Origins of Salt Therapy

Modern dry salt therapy has its origins from the salt mines and caves in Europe and Russia. As the workers were mining the salt (through chiseling, grinding and hammering at the salt), micro-sized salt particles were being disbursed into the air. Additionally there were ideal conditions below the Earth’s surface where air pressure and circulation, and humidity and temperature affected the quality of the environment. In this environment, miners were receiving many natural health benefits by breathing in the salt particles. Considering that mining jobs were usually recognized as dangerous to life and health, salt miners seemed to thrive on good health. They rarely had any respiratory issues and also looked younger due to great skin appearance.

In 1843, a Polish physician, Feliks Boczkowski first wrote about the benefit of salt mines. He noted that salt miners had much lower rates of lung disease compared to the rest of the population. He attributed the cause of the salt miners’ good health to the salt cave air that was saturated with saline dust. He opened the first the bath salt facilities in Wieliczka, Poland.

1958 Professor Mieczyslaw Skulimowski started regular treatments in the salt chambers, thereby initiating a new field of medicine – subterraneotherapy.

1968 A subterranean clinic specializing in treatment for allergies opened in Solotvino, Ukraine.

1980-1990 The first artificial salt caves were constructed and the first Dry Salt Aerosol Generator (halogenerator) was developed. Halotherapy was introduced to health care professionals and the public. In Eastern Europe, Halotherapy was developed as a conventional medical method. By the late 1980s developers worked on the challenges of inconsistent dry salt aerosol (DSA) concentration in salt rooms. Rigorous testing proved the efficacy of consistent, moderate-dose Halotherapy and that at too-high concentrations of dry salt aerosol (the mixture of micronized salt and air) salt room visitors could experience bronchospasm and that DSA at too-low of dose was not therapeutic. Also, researchers began to gain greater understanding of the need for treatment protocols for different conditions, and the importance of small salt particle size to deliver therapy to the minute structures in the lungs and sinuses.

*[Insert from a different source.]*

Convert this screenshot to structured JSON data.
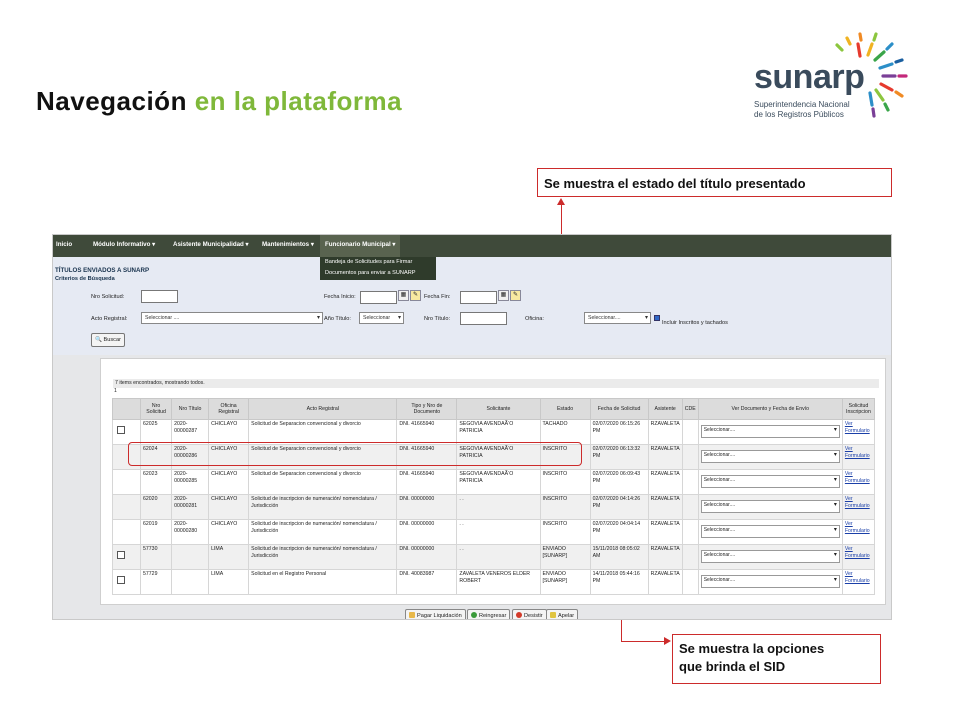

1990-1991 Controlled Halotherapy was born. Aeromed (a member of Aeromed-Halomed Group) developed the first halogenerator outfitted with a sensor, which could measure the level of DSA concentration throughout Halotherapy sessions.

For more than 20 years, specifically-designed salt rooms have used dry sodium chloride aerosol, to treat upper and lower respiratory and skin conditions. Halotherapy is particularly helpful in treating certain chronic illnesses, such as asthma and bronchitis, and other respiratory and allergy-related conditions, as well as certain skin conditions, such as eczema, psoriasis, and acne. Salt room visitors often report that halotherapy enables them to reduce the use of medications and prevent recurrence, lengthening and stabilizing remission periods.